that well-armed forces loyal to Saddam Hussein were using mortars to quell a popular uprising in the city," said The Independent.
Other press reports suggested that Britain's 7th Armoured Brigade - known as the Desert Rats - would wait until daybreak before making a push into Iraq's second city.
"If we were to go in darkness that is not a good time to be able to identify civilians and distinguish them from people fighting for Saddam," one Desert Rat told The Daily Telegraph.
"That is not an easy task even in daylight but it will be much easier than when it is dark and difficult to see clearly," the source said.
Major General Robin Brims - commander of the British forces surrounding Basra - was making plans on Tuesday night to move tanks into the city centre on Wednesday to help the rebels and to try and prevent their slaughter, the newspaper said.
Saddam's troops defending the city include the regular Iraqi army's 51st Mechanised Division, which crushed a Shiite revolt in Basra after the 1991 Gulf War.
British Prime Minister Tony Blair acknowledged on Tuesday that the West had not done enough in the past to help those trying to rebel against Saddam and his regime.
"My message to them (Iraqis) is that this time we will not let you down - Saddam and his regime will be removed," Blair said on the eve of a visit to Washington to meet US President George W. Bush.
Despite the strong message, The Financial Times reported that the city was not considered a military target and that British troops were planning to launch only 'smash and grab' raids into Basra.
According to intelligence sources quoted in The Daily Telegraph, the Basra uprising began after Saddam's most trusted lieutenant, Ali Hassan al-Majid, ordered a leading Shiite politician to be executed.
The execution by Al-Majid - known as "Chemical Ali" because of his alleged role in a chemical weapons massacre at Halabja in 1988 - split the local Baath party and led to the fighting between the Shiites and the Fedayeen militia, the newspaper said.
"The insurrection suggests that the Anglo-American message - that this is a war against Saddam's regime, not the Iraqi people - is at last getting through," said the Telegraph.
"If the uprising is successful, its significance cannot be overestimated," it said.
The newspaper said that, while Basra may not be very significant militarily to the campaign, it is of huge importance politically and it is there that the allies hope to establish their credentials as liberators rather than invaders.
"Saddam's shelling of his own people in Basra shows his evil knows no bounds," said a report in the pro-war Sun.
"It's population can't wait to be rid of him. Their uprising against a tyrant who has oppressed them for so long could be contagious. Basra today - Baghdad tomorrow," said the tabloid.
But The Guardian warned of "caution over hopeful omens in the south."
While the reported attempt by some inhabitants of Basra to mount a popular insurrection against Saddam's forces could prove to be the most encouraging development since the war began, "another phenomenon is manifest in the Sunni heartlands of the north," the newspaper said.

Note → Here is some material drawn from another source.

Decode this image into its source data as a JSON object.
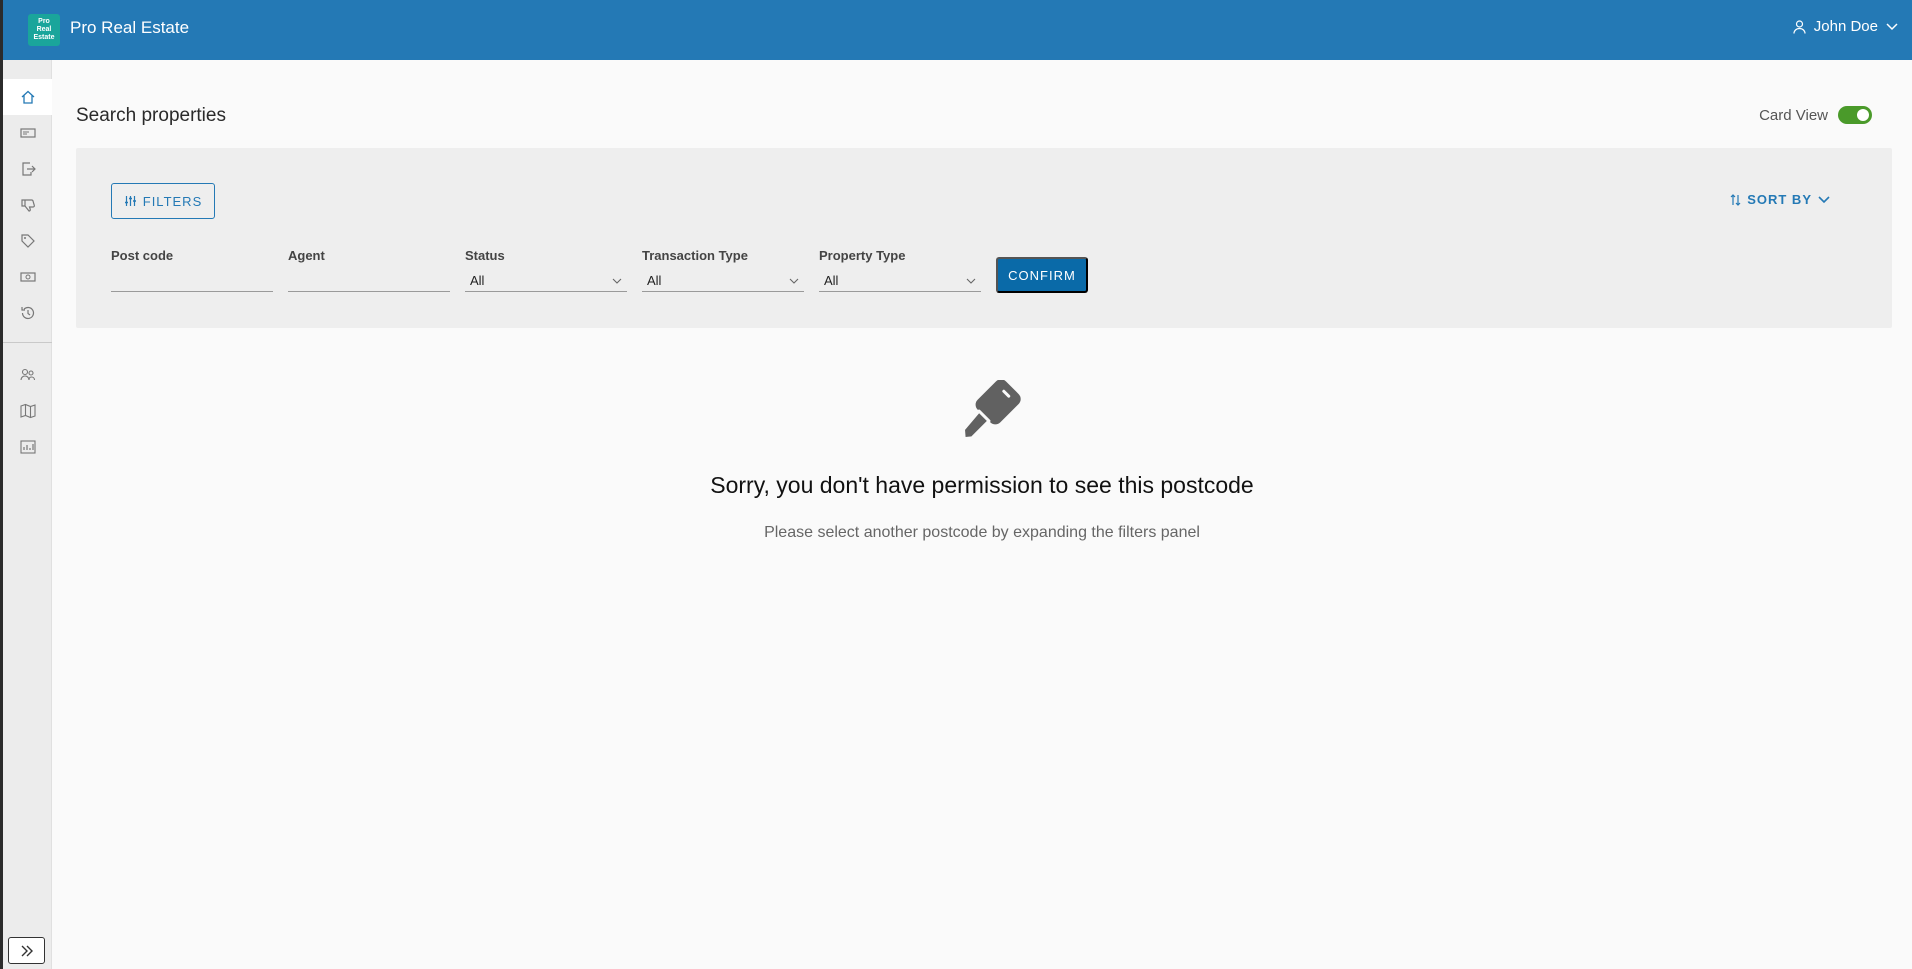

"Just as British voters now rally around Mr. Blair, so too are many Iraqis there rallying around their flag. They may not support Saddam. But they do oppose what many see as a gross insult to national honour," it said.